3. You prefer your smartphone to real world face-to-face contact

This is somewhat similar with the previous reason, but in fact – just the opposite. Why would you waste time on sending e-mails back and forth if you could just meet for 15 minutes and solve all the issues. In fact, from my own experience, a 30 minute meeting can resolve enough issues to save you about 6 – 8 hours of writing e-mails.

5 reasons not to own a smartphone - old phone picture4. Battery life makes you go crazy

Smartphones are hungry beasts. If you used to recharging your phone once a week (light use) or once every three-four days (heavy use) – forget it. Almost every smartphone even with moderate use requires recharging every night. It could hold its juice for over 24 hours, of course, but would you want to be stuck in the boring meeting next day and don’t have enough power to check your e-mail while you’re at it?

5. Your data gets lost with your phone

That’s the most dreaded thing of all. We tend to sidestep required security locks in the names of efficiency and easiness of use. Just imagine if all the data you have on your phone is in some dirty sticky hands. To avoid that altogether is alone a good reason not to have a smart phone at all.

Two Birds With One Stone

Having worked as desktop support technician for quite some time I’ve seen my share of dead hardware. But what happened yesterday just blows my mind. My workhorse laptop had decided to have a sabbatical for the few days, so its main hard drive got that notorious “click of death” sound. What was even worse is that the secondary hard drive (where all the data stored – exactly in expectation that two drives can’t die at the same time) was dead too. Lost about a month worth of work (since last backups) and about three months worth of e-mails (no biggie, everything important is saved in three Gmail accounts).

While definitely not having a best evening of my life I’ve called Lenovo and asked for a replacement hard drive. However, the second hard drive would still need to be ordered separately, as it wasn’t in the original configuration. Since I also own a very small X61s, I have decided to treat myself to a little better option. I ordered 30GB MLC solid state hard drive for X61s, while the hard drive that’s in there now will become a secondary in my main laptop.

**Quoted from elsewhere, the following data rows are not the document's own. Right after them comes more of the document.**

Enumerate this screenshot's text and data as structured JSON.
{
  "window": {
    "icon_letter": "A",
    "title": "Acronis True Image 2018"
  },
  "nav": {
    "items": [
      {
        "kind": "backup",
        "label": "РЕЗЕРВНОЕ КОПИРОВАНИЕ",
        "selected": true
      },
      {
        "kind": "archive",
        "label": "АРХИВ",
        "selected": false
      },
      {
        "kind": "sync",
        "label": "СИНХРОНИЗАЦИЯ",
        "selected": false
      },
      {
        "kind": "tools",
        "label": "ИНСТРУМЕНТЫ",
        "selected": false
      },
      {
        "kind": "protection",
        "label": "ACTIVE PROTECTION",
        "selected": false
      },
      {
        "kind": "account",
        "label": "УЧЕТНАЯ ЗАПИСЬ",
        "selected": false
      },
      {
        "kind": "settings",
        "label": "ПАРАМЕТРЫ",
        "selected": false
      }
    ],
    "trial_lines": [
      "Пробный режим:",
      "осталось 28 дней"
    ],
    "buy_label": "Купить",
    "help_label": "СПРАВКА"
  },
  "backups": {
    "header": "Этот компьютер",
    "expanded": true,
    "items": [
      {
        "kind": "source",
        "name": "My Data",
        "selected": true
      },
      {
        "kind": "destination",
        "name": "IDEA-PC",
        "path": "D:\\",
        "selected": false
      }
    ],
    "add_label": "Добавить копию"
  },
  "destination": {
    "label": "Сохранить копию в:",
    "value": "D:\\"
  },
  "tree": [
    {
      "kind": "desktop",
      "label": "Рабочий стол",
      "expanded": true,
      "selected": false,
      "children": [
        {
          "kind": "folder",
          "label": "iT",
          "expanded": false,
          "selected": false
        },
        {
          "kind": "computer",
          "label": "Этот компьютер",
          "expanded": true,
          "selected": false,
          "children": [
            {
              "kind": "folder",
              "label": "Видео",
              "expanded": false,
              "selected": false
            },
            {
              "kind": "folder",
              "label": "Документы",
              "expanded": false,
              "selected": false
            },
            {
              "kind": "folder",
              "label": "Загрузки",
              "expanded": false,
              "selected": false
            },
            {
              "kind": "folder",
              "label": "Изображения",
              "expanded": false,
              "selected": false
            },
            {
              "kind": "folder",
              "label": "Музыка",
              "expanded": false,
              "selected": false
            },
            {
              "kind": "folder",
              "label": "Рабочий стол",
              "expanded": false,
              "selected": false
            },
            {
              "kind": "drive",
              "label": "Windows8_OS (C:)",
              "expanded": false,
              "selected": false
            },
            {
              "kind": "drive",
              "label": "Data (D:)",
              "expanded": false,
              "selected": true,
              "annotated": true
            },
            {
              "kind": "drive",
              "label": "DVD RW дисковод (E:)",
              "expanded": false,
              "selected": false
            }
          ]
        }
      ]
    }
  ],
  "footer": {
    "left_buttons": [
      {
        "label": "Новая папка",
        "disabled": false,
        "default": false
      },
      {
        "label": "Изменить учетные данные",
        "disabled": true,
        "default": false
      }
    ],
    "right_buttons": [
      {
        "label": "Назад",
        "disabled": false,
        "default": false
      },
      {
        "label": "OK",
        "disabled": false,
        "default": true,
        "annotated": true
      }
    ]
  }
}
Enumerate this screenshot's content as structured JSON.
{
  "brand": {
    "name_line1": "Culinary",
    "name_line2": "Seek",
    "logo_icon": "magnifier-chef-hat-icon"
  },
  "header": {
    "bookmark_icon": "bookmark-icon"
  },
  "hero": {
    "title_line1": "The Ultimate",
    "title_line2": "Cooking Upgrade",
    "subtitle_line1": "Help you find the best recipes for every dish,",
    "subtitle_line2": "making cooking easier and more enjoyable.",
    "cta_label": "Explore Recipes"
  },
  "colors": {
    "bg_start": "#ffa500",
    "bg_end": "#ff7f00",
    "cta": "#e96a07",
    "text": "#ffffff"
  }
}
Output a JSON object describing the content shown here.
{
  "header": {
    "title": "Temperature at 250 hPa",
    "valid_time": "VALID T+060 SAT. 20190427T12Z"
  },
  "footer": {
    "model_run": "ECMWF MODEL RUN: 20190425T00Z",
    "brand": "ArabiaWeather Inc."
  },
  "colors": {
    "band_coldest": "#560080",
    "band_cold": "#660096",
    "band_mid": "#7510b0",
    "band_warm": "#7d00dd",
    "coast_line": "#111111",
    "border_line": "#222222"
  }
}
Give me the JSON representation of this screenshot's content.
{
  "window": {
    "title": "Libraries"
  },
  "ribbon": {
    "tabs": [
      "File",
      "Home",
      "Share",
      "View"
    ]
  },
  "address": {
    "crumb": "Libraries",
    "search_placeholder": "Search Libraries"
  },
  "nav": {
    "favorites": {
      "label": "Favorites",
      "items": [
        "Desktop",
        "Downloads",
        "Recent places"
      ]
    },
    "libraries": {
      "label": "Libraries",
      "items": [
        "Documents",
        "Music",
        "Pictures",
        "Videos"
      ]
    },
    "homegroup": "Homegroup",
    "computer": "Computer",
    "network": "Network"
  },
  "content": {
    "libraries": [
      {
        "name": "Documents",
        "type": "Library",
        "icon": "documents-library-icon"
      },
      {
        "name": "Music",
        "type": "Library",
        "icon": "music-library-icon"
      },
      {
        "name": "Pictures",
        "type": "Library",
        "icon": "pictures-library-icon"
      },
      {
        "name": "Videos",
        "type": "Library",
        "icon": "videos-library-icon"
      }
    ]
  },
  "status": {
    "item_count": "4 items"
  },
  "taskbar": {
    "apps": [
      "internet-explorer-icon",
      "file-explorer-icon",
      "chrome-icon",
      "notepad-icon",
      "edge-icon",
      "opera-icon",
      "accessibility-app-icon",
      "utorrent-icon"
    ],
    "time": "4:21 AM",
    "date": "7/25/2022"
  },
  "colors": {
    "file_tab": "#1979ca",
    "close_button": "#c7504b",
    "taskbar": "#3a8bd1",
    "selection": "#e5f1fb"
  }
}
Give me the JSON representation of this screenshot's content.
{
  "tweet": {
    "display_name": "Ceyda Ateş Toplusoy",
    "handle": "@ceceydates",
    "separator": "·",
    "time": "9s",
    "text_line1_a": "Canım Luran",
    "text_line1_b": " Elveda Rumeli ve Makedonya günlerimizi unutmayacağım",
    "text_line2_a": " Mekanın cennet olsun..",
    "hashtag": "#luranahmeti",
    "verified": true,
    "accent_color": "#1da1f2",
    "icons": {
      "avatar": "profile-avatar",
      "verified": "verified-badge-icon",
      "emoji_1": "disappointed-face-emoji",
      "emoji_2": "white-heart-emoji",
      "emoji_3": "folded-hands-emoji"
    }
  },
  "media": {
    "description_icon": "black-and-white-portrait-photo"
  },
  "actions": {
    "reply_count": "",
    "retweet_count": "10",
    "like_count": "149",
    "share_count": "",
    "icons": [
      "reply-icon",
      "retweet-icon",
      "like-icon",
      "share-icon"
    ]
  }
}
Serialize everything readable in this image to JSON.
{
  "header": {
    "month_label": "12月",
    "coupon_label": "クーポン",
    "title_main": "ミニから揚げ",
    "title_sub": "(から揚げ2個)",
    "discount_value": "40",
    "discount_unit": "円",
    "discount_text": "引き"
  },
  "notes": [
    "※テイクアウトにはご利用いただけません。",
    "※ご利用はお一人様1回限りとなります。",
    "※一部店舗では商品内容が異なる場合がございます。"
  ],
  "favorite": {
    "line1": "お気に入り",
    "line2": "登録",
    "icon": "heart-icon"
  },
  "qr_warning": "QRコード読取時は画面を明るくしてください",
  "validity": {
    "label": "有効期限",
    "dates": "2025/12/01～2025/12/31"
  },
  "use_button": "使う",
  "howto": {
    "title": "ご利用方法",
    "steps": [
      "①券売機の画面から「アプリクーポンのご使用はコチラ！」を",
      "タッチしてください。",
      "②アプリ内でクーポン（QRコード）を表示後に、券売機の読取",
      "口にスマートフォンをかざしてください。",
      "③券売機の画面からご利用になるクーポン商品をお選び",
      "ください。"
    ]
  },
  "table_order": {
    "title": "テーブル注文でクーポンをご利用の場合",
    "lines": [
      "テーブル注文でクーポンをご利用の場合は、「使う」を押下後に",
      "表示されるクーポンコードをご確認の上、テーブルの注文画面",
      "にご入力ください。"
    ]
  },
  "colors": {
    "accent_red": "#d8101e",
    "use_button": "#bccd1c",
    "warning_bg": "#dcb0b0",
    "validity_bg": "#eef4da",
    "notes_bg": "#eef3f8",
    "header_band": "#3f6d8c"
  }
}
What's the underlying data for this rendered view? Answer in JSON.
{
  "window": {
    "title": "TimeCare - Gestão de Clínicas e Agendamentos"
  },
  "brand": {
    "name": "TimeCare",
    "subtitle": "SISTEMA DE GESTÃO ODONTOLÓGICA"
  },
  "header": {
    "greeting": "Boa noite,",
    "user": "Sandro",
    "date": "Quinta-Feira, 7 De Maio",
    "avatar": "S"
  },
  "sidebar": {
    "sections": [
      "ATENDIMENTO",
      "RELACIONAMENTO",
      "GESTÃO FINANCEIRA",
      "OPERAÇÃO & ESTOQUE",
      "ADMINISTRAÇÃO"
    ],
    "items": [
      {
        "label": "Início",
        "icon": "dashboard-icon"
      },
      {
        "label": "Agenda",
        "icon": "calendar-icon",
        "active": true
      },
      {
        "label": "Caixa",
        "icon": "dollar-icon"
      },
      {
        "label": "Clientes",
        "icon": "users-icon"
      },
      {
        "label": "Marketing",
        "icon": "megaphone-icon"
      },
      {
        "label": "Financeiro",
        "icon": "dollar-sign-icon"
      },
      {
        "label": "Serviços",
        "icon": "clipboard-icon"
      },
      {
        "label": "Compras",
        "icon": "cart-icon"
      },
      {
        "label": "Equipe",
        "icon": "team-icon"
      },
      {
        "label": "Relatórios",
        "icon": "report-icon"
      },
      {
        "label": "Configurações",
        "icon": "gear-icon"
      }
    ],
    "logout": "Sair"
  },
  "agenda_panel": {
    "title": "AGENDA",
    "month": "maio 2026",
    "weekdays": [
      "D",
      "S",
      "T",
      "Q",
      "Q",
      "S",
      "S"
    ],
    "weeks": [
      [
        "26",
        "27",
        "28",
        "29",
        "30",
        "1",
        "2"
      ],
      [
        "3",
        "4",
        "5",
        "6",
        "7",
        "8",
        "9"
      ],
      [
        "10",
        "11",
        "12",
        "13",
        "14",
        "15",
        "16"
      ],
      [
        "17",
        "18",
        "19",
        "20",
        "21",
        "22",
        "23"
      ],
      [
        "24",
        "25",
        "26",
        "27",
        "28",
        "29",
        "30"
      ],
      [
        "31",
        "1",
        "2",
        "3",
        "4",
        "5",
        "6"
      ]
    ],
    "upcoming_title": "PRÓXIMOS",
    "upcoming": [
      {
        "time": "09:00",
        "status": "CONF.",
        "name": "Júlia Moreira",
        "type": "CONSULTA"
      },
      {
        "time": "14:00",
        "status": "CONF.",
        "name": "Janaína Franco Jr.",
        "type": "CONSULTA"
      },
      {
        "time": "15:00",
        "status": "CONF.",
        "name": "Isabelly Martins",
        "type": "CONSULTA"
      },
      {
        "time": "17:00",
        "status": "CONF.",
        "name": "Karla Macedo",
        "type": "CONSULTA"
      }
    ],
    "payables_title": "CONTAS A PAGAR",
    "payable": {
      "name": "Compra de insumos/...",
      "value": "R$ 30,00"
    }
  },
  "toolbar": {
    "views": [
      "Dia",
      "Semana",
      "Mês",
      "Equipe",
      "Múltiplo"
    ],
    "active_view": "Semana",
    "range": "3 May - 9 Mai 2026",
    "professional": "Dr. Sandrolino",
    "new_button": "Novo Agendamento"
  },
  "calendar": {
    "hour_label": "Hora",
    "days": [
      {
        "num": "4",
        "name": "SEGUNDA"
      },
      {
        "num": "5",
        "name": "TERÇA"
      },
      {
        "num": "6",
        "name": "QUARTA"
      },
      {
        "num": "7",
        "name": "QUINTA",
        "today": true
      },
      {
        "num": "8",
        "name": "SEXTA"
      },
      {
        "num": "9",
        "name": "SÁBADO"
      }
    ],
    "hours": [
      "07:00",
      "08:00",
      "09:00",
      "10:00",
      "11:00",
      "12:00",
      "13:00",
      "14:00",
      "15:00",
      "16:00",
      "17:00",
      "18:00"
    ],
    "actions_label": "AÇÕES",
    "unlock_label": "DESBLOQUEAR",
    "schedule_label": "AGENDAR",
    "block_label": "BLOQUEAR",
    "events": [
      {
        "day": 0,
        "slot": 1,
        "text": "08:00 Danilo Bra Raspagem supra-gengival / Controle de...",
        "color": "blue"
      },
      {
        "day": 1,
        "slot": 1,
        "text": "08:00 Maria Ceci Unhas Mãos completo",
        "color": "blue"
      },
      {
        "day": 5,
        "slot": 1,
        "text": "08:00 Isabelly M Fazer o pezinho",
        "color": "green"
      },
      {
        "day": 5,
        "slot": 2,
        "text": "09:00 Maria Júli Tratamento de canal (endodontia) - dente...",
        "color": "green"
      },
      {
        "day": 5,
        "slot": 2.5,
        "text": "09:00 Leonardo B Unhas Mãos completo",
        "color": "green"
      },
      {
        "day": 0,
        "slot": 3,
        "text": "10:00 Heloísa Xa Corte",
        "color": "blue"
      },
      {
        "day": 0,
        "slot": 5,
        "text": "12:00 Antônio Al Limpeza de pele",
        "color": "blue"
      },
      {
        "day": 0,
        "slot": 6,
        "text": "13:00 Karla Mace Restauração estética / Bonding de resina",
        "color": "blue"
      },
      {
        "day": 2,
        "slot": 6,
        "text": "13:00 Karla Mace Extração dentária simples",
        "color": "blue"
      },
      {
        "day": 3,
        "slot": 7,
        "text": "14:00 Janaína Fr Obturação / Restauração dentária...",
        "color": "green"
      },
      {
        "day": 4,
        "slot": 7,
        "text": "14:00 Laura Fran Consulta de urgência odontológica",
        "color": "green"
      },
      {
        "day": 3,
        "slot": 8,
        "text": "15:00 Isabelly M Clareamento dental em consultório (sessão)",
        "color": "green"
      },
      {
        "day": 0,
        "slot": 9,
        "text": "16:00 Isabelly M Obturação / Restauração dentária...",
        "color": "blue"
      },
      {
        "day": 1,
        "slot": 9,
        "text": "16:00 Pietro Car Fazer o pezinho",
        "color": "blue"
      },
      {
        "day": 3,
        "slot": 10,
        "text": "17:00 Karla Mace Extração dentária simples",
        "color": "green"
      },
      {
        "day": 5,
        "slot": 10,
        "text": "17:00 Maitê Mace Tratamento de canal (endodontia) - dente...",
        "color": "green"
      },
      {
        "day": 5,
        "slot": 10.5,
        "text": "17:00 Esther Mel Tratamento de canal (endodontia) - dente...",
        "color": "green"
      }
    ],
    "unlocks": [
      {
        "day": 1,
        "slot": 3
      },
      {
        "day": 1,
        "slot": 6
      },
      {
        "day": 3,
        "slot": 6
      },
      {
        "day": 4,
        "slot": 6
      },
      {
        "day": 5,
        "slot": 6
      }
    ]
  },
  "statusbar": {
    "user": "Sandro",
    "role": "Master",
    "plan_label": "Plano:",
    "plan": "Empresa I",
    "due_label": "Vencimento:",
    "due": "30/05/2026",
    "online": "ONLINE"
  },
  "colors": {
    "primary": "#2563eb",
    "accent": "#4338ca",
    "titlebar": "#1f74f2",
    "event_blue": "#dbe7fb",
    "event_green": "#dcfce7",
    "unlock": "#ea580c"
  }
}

Of course, it isn’t the fastest nor the best drive out there, but I am just not ready to spend $600 for a hard drive. Going with a cheaper drive would not yield an ultimate speed boost, but should help with productivity.

So far I am running fine after half a dozen tweaks and adjustments for Windows XP to get more “solid-state friendly”. There’s usually plenty of resources available, depending on the make and model of the SSD. However, the following have been observed:

  • reading is lightning fast. Ditch paging file – and system boots and shuts down in less then 30 seconds.
  • writing is slow. Get rid of writing, set up a RAM drive or secondary HDD for browser/system caching or page file.
  • no more worry about shaking. I used to be worried about opening laptop on the bus – no more!
  • extended battery life. Depending on your usage and initial battery state you may get some boost in battery life. My X61s reports an extra hour on 9-cell battery.
  • less heat, less noise. There are no moving parts, so there’s not much to get the noise from. Might get a little hot, but I hear fan starting a lot less now.

Overall, I can state that I am very happy with the replacement. Recently I’ve added more memory to my laptop (so that I am running 3GB under Windows XP SP3 32-bit), then gave up 1 gig for RAM drive for paging and cache.

Using cheap SSD in servers, desktops or general purpose laptops isn’t, probably, worth a hassle, but for my “on-the-run” checking e-mails/logs/sites it is more then adequate.